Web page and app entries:

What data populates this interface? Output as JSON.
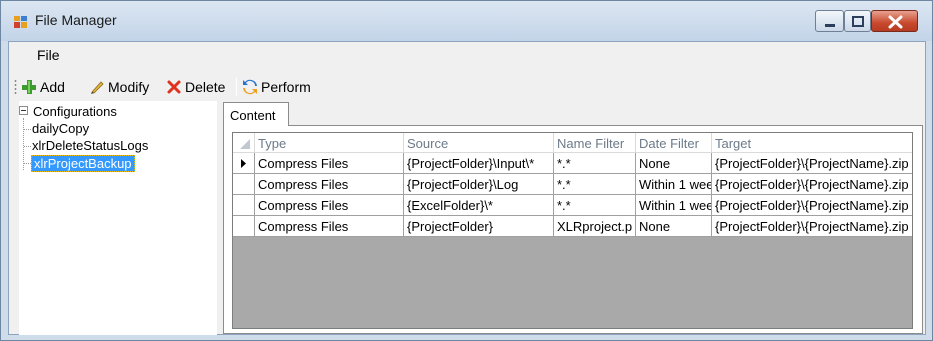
{
  "window": {
    "title": "File Manager",
    "icon": "app-window-icon",
    "controls": [
      "minimize-icon",
      "maximize-icon",
      "close-icon"
    ]
  },
  "menubar": {
    "items": [
      {
        "label": "File"
      }
    ]
  },
  "toolbar": {
    "add_label": "Add",
    "modify_label": "Modify",
    "delete_label": "Delete",
    "perform_label": "Perform",
    "icons": [
      "plus-icon",
      "pencil-icon",
      "x-delete-icon",
      "refresh-icon"
    ]
  },
  "tree": {
    "root": "Configurations",
    "children": [
      "dailyCopy",
      "xlrDeleteStatusLogs",
      "xlrProjectBackup"
    ],
    "selected": "xlrProjectBackup"
  },
  "tabs": [
    {
      "label": "Content"
    }
  ],
  "grid": {
    "columns": [
      "Type",
      "Source",
      "Name Filter",
      "Date Filter",
      "Target"
    ],
    "rows": [
      [
        "Compress Files",
        "{ProjectFolder}\\Input\\*",
        "*.*",
        "None",
        "{ProjectFolder}\\{ProjectName}.zip"
      ],
      [
        "Compress Files",
        "{ProjectFolder}\\Log",
        "*.*",
        "Within 1 wee",
        "{ProjectFolder}\\{ProjectName}.zip"
      ],
      [
        "Compress Files",
        "{ExcelFolder}\\*",
        "*.*",
        "Within 1 wee",
        "{ProjectFolder}\\{ProjectName}.zip"
      ],
      [
        "Compress Files",
        "{ProjectFolder}",
        "XLRproject.p",
        "None",
        "{ProjectFolder}\\{ProjectName}.zip"
      ]
    ],
    "current_row": 0
  },
  "colors": {
    "selection": "#3399ff",
    "window_frame": "#cfdcea",
    "close_button": "#c8492e"
  }
}
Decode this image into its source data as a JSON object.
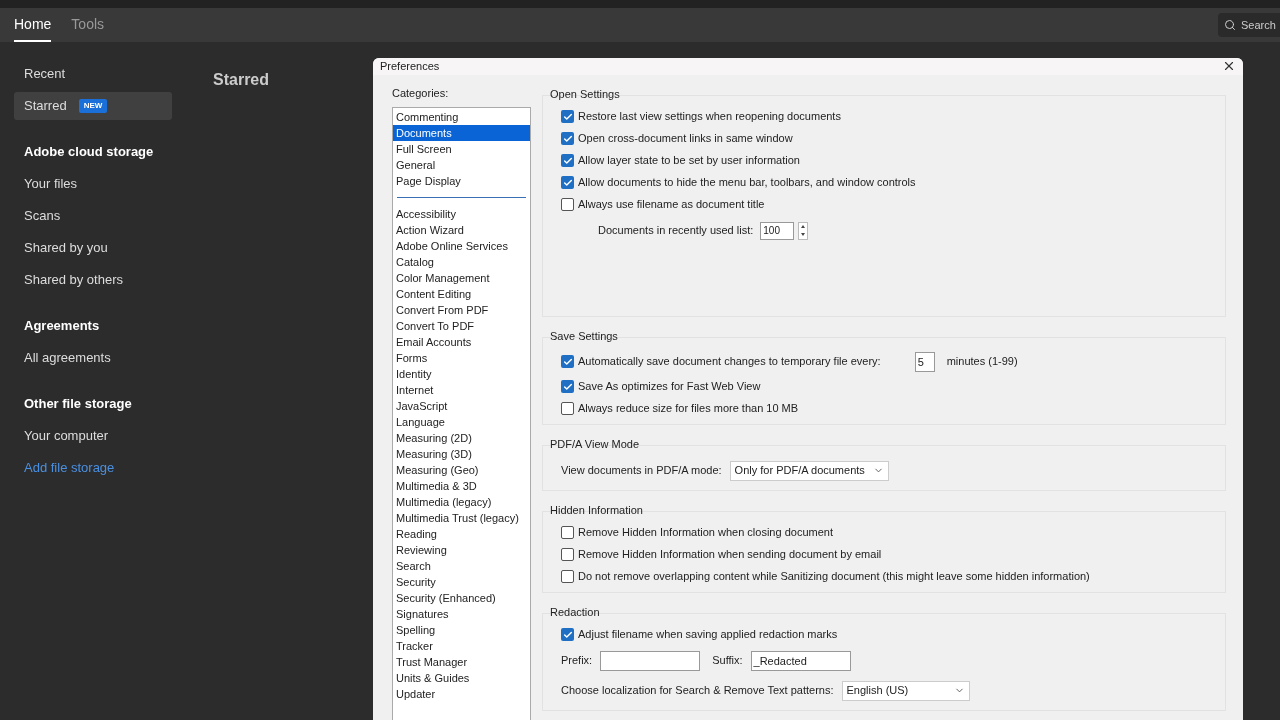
{
  "tabs": [
    {
      "label": "Home",
      "selected": true
    },
    {
      "label": "Tools",
      "selected": false
    }
  ],
  "search": {
    "placeholder": "Search"
  },
  "sidebar": [
    {
      "kind": "item",
      "label": "Recent",
      "selected": false
    },
    {
      "kind": "item",
      "label": "Starred",
      "selected": true,
      "badge": "NEW"
    },
    {
      "kind": "heading",
      "label": "Adobe cloud storage"
    },
    {
      "kind": "item",
      "label": "Your files",
      "selected": false
    },
    {
      "kind": "item",
      "label": "Scans",
      "selected": false
    },
    {
      "kind": "item",
      "label": "Shared by you",
      "selected": false
    },
    {
      "kind": "item",
      "label": "Shared by others",
      "selected": false
    },
    {
      "kind": "heading",
      "label": "Agreements"
    },
    {
      "kind": "item",
      "label": "All agreements",
      "selected": false
    },
    {
      "kind": "heading",
      "label": "Other file storage"
    },
    {
      "kind": "item",
      "label": "Your computer",
      "selected": false
    },
    {
      "kind": "link",
      "label": "Add file storage"
    }
  ],
  "content_title": "Starred",
  "dialog": {
    "title": "Preferences",
    "categories_label": "Categories:",
    "category_groups": [
      [
        {
          "label": "Commenting",
          "selected": false
        },
        {
          "label": "Documents",
          "selected": true
        },
        {
          "label": "Full Screen",
          "selected": false
        },
        {
          "label": "General",
          "selected": false
        },
        {
          "label": "Page Display",
          "selected": false
        }
      ],
      [
        {
          "label": "Accessibility",
          "selected": false
        },
        {
          "label": "Action Wizard",
          "selected": false
        },
        {
          "label": "Adobe Online Services",
          "selected": false
        },
        {
          "label": "Catalog",
          "selected": false
        },
        {
          "label": "Color Management",
          "selected": false
        },
        {
          "label": "Content Editing",
          "selected": false
        },
        {
          "label": "Convert From PDF",
          "selected": false
        },
        {
          "label": "Convert To PDF",
          "selected": false
        },
        {
          "label": "Email Accounts",
          "selected": false
        },
        {
          "label": "Forms",
          "selected": false
        },
        {
          "label": "Identity",
          "selected": false
        },
        {
          "label": "Internet",
          "selected": false
        },
        {
          "label": "JavaScript",
          "selected": false
        },
        {
          "label": "Language",
          "selected": false
        },
        {
          "label": "Measuring (2D)",
          "selected": false
        },
        {
          "label": "Measuring (3D)",
          "selected": false
        },
        {
          "label": "Measuring (Geo)",
          "selected": false
        },
        {
          "label": "Multimedia & 3D",
          "selected": false
        },
        {
          "label": "Multimedia (legacy)",
          "selected": false
        },
        {
          "label": "Multimedia Trust (legacy)",
          "selected": false
        },
        {
          "label": "Reading",
          "selected": false
        },
        {
          "label": "Reviewing",
          "selected": false
        },
        {
          "label": "Search",
          "selected": false
        },
        {
          "label": "Security",
          "selected": false
        },
        {
          "label": "Security (Enhanced)",
          "selected": false
        },
        {
          "label": "Signatures",
          "selected": false
        },
        {
          "label": "Spelling",
          "selected": false
        },
        {
          "label": "Tracker",
          "selected": false
        },
        {
          "label": "Trust Manager",
          "selected": false
        },
        {
          "label": "Units & Guides",
          "selected": false
        },
        {
          "label": "Updater",
          "selected": false
        }
      ]
    ],
    "sections": [
      {
        "title": "Open Settings",
        "rows": [
          {
            "kind": "checkbox",
            "label": "Restore last view settings when reopening documents",
            "checked": true
          },
          {
            "kind": "checkbox",
            "label": "Open cross-document links in same window",
            "checked": true
          },
          {
            "kind": "checkbox",
            "label": "Allow layer state to be set by user information",
            "checked": true
          },
          {
            "kind": "checkbox",
            "label": "Allow documents to hide the menu bar, toolbars, and window controls",
            "checked": true
          },
          {
            "kind": "checkbox",
            "label": "Always use filename as document title",
            "checked": false
          },
          {
            "kind": "spinner",
            "label": "Documents in recently used list:",
            "value": "100"
          }
        ]
      },
      {
        "title": "Save Settings",
        "rows": [
          {
            "kind": "checkbox_number",
            "label": "Automatically save document changes to temporary file every:",
            "checked": true,
            "value": "5",
            "unit": "minutes (1-99)"
          },
          {
            "kind": "checkbox",
            "label": "Save As optimizes for Fast Web View",
            "checked": true
          },
          {
            "kind": "checkbox",
            "label": "Always reduce size for files more than 10 MB",
            "checked": false
          }
        ]
      },
      {
        "title": "PDF/A View Mode",
        "rows": [
          {
            "kind": "select",
            "label": "View documents in PDF/A mode:",
            "value": "Only for PDF/A documents"
          }
        ]
      },
      {
        "title": "Hidden Information",
        "rows": [
          {
            "kind": "checkbox",
            "label": "Remove Hidden Information when closing document",
            "checked": false
          },
          {
            "kind": "checkbox",
            "label": "Remove Hidden Information when sending document by email",
            "checked": false
          },
          {
            "kind": "checkbox",
            "label": "Do not remove overlapping content while Sanitizing document (this might leave some hidden information)",
            "checked": false
          }
        ]
      },
      {
        "title": "Redaction",
        "rows": [
          {
            "kind": "checkbox",
            "label": "Adjust filename when saving applied redaction marks",
            "checked": true
          },
          {
            "kind": "prefix_suffix",
            "prefix_label": "Prefix:",
            "suffix_label": "Suffix:",
            "suffix_value": "_Redacted"
          },
          {
            "kind": "select",
            "label": "Choose localization for Search & Remove Text patterns:",
            "value": "English (US)"
          }
        ]
      }
    ]
  }
}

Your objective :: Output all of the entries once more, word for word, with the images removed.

Answer section ::
What data populates this interface? Output as JSON.
{
  "window": {
    "title": "File Manager",
    "icon": "app-window-icon",
    "controls": [
      "minimize-icon",
      "maximize-icon",
      "close-icon"
    ]
  },
  "menubar": {
    "items": [
      {
        "label": "File"
      }
    ]
  },
  "toolbar": {
    "add_label": "Add",
    "modify_label": "Modify",
    "delete_label": "Delete",
    "perform_label": "Perform",
    "icons": [
      "plus-icon",
      "pencil-icon",
      "x-delete-icon",
      "refresh-icon"
    ]
  },
  "tree": {
    "root": "Configurations",
    "children": [
      "dailyCopy",
      "xlrDeleteStatusLogs",
      "xlrProjectBackup"
    ],
    "selected": "xlrProjectBackup"
  },
  "tabs": [
    {
      "label": "Content"
    }
  ],
  "grid": {
    "columns": [
      "Type",
      "Source",
      "Name Filter",
      "Date Filter",
      "Target"
    ],
    "rows": [
      [
        "Compress Files",
        "{ProjectFolder}\\Input\\*",
        "*.*",
        "None",
        "{ProjectFolder}\\{ProjectName}.zip"
      ],
      [
        "Compress Files",
        "{ProjectFolder}\\Log",
        "*.*",
        "Within 1 wee",
        "{ProjectFolder}\\{ProjectName}.zip"
      ],
      [
        "Compress Files",
        "{ExcelFolder}\\*",
        "*.*",
        "Within 1 wee",
        "{ProjectFolder}\\{ProjectName}.zip"
      ],
      [
        "Compress Files",
        "{ProjectFolder}",
        "XLRproject.p",
        "None",
        "{ProjectFolder}\\{ProjectName}.zip"
      ]
    ],
    "current_row": 0
  },
  "colors": {
    "selection": "#3399ff",
    "window_frame": "#cfdcea",
    "close_button": "#c8492e"
  }
}
Decode this image into its source data as a JSON object.
{
  "tabs": [
    {
      "label": "Home",
      "selected": true
    },
    {
      "label": "Tools",
      "selected": false
    }
  ],
  "search": {
    "placeholder": "Search"
  },
  "sidebar": [
    {
      "kind": "item",
      "label": "Recent",
      "selected": false
    },
    {
      "kind": "item",
      "label": "Starred",
      "selected": true,
      "badge": "NEW"
    },
    {
      "kind": "heading",
      "label": "Adobe cloud storage"
    },
    {
      "kind": "item",
      "label": "Your files",
      "selected": false
    },
    {
      "kind": "item",
      "label": "Scans",
      "selected": false
    },
    {
      "kind": "item",
      "label": "Shared by you",
      "selected": false
    },
    {
      "kind": "item",
      "label": "Shared by others",
      "selected": false
    },
    {
      "kind": "heading",
      "label": "Agreements"
    },
    {
      "kind": "item",
      "label": "All agreements",
      "selected": false
    },
    {
      "kind": "heading",
      "label": "Other file storage"
    },
    {
      "kind": "item",
      "label": "Your computer",
      "selected": false
    },
    {
      "kind": "link",
      "label": "Add file storage"
    }
  ],
  "content_title": "Starred",
  "dialog": {
    "title": "Preferences",
    "categories_label": "Categories:",
    "category_groups": [
      [
        {
          "label": "Commenting",
          "selected": false
        },
        {
          "label": "Documents",
          "selected": true
        },
        {
          "label": "Full Screen",
          "selected": false
        },
        {
          "label": "General",
          "selected": false
        },
        {
          "label": "Page Display",
          "selected": false
        }
      ],
      [
        {
          "label": "Accessibility",
          "selected": false
        },
        {
          "label": "Action Wizard",
          "selected": false
        },
        {
          "label": "Adobe Online Services",
          "selected": false
        },
        {
          "label": "Catalog",
          "selected": false
        },
        {
          "label": "Color Management",
          "selected": false
        },
        {
          "label": "Content Editing",
          "selected": false
        },
        {
          "label": "Convert From PDF",
          "selected": false
        },
        {
          "label": "Convert To PDF",
          "selected": false
        },
        {
          "label": "Email Accounts",
          "selected": false
        },
        {
          "label": "Forms",
          "selected": false
        },
        {
          "label": "Identity",
          "selected": false
        },
        {
          "label": "Internet",
          "selected": false
        },
        {
          "label": "JavaScript",
          "selected": false
        },
        {
          "label": "Language",
          "selected": false
        },
        {
          "label": "Measuring (2D)",
          "selected": false
        },
        {
          "label": "Measuring (3D)",
          "selected": false
        },
        {
          "label": "Measuring (Geo)",
          "selected": false
        },
        {
          "label": "Multimedia & 3D",
          "selected": false
        },
        {
          "label": "Multimedia (legacy)",
          "selected": false
        },
        {
          "label": "Multimedia Trust (legacy)",
          "selected": false
        },
        {
          "label": "Reading",
          "selected": false
        },
        {
          "label": "Reviewing",
          "selected": false
        },
        {
          "label": "Search",
          "selected": false
        },
        {
          "label": "Security",
          "selected": false
        },
        {
          "label": "Security (Enhanced)",
          "selected": false
        },
        {
          "label": "Signatures",
          "selected": false
        },
        {
          "label": "Spelling",
          "selected": false
        },
        {
          "label": "Tracker",
          "selected": false
        },
        {
          "label": "Trust Manager",
          "selected": false
        },
        {
          "label": "Units & Guides",
          "selected": false
        },
        {
          "label": "Updater",
          "selected": false
        }
      ]
    ],
    "sections": [
      {
        "title": "Open Settings",
        "rows": [
          {
            "kind": "checkbox",
            "label": "Restore last view settings when reopening documents",
            "checked": true
          },
          {
            "kind": "checkbox",
            "label": "Open cross-document links in same window",
            "checked": true
          },
          {
            "kind": "checkbox",
            "label": "Allow layer state to be set by user information",
            "checked": true
          },
          {
            "kind": "checkbox",
            "label": "Allow documents to hide the menu bar, toolbars, and window controls",
            "checked": true
          },
          {
            "kind": "checkbox",
            "label": "Always use filename as document title",
            "checked": false
          },
          {
            "kind": "spinner",
            "label": "Documents in recently used list:",
            "value": "100"
          }
        ]
      },
      {
        "title": "Save Settings",
        "rows": [
          {
            "kind": "checkbox_number",
            "label": "Automatically save document changes to temporary file every:",
            "checked": true,
            "value": "5",
            "unit": "minutes (1-99)"
          },
          {
            "kind": "checkbox",
            "label": "Save As optimizes for Fast Web View",
            "checked": true
          },
          {
            "kind": "checkbox",
            "label": "Always reduce size for files more than 10 MB",
            "checked": false
          }
        ]
      },
      {
        "title": "PDF/A View Mode",
        "rows": [
          {
            "kind": "select",
            "label": "View documents in PDF/A mode:",
            "value": "Only for PDF/A documents"
          }
        ]
      },
      {
        "title": "Hidden Information",
        "rows": [
          {
            "kind": "checkbox",
            "label": "Remove Hidden Information when closing document",
            "checked": false
          },
          {
            "kind": "checkbox",
            "label": "Remove Hidden Information when sending document by email",
            "checked": false
          },
          {
            "kind": "checkbox",
            "label": "Do not remove overlapping content while Sanitizing document (this might leave some hidden information)",
            "checked": false
          }
        ]
      },
      {
        "title": "Redaction",
        "rows": [
          {
            "kind": "checkbox",
            "label": "Adjust filename when saving applied redaction marks",
            "checked": true
          },
          {
            "kind": "prefix_suffix",
            "prefix_label": "Prefix:",
            "suffix_label": "Suffix:",
            "suffix_value": "_Redacted"
          },
          {
            "kind": "select",
            "label": "Choose localization for Search & Remove Text patterns:",
            "value": "English (US)"
          }
        ]
      }
    ]
  }
}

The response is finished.